THE PROBLEM. Output all entries verbatim.

EXERCISE INPUTS.
________________

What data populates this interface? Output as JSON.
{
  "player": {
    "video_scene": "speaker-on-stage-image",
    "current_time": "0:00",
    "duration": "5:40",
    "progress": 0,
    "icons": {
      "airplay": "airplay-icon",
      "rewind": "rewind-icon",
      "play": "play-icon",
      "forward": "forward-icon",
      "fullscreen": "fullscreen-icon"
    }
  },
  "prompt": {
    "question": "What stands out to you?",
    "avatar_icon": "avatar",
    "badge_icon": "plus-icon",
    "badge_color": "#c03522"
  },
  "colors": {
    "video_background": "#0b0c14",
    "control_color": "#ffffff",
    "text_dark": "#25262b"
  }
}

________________

EXPECTED ANSWER.
What data populates this interface? Output as JSON.
{
  "player": {
    "video_scene": "speaker-on-stage-image",
    "current_time": "0:00",
    "duration": "5:40",
    "progress": 0,
    "icons": {
      "airplay": "airplay-icon",
      "rewind": "rewind-icon",
      "play": "play-icon",
      "forward": "forward-icon",
      "fullscreen": "fullscreen-icon"
    }
  },
  "prompt": {
    "question": "What stands out to you?",
    "avatar_icon": "avatar",
    "badge_icon": "plus-icon",
    "badge_color": "#c03522"
  },
  "colors": {
    "video_background": "#0b0c14",
    "control_color": "#ffffff",
    "text_dark": "#25262b"
  }
}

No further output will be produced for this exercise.